  • Legal understanding – Professional staff recognise the documents’ legal significance.
  • Regularity – Experienced witnesses are unlikely to make errors following frequent procedures.

For important high-value contracts like property sales, the small fee to have a professional witness from a conveyancing firm oversee signatures provides an extra layer of protection and evidence should anything be disputed in future. For validating major financial commitments professional witnesses deliver worthwhile peace of mind.

Conclusion

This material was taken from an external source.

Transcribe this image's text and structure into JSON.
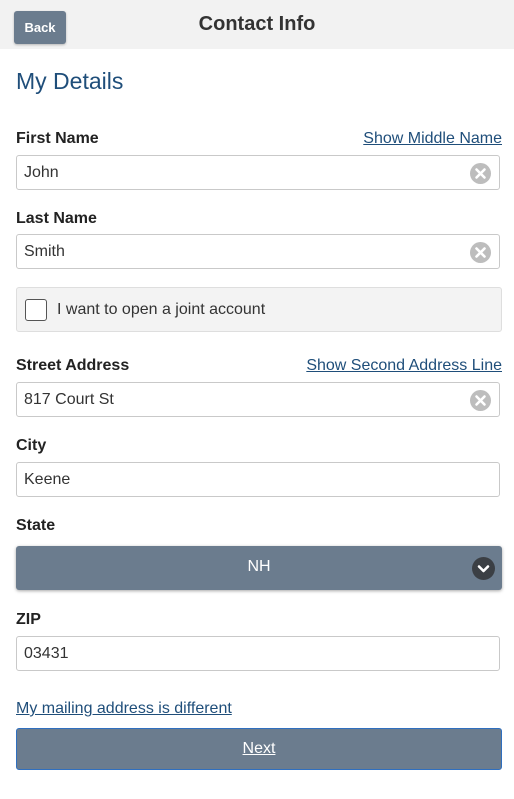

From sale contracts to title deeds, witnessing signatures correctly holds considerable importance in conveyancing should legal disputes ever occur between the parties involved. While family or friends can potentially serve as witnesses, conveyancing firms often arrange professional witnessing by impartial legal staff following established procedures. This attention to detail provides homeowners and buyers with reliable evidence and protection should a party later deny they signed a contract of their own will. Taking witnessed contract signatures seriously adds an extra safeguard when committing to major property transactions.

We are proud members of...

  • NAPB
  • RICS
  • The Property Ombudsman
  • Trading Standards

We are proud to be the most regulated property buyer operating in the ‘Quick House Sale’ industry. We are an active member of the NAPB (National Association Of Property Buyers) and are RICS regulated, which means you can have every confidence of selling your home with us quickly & easily.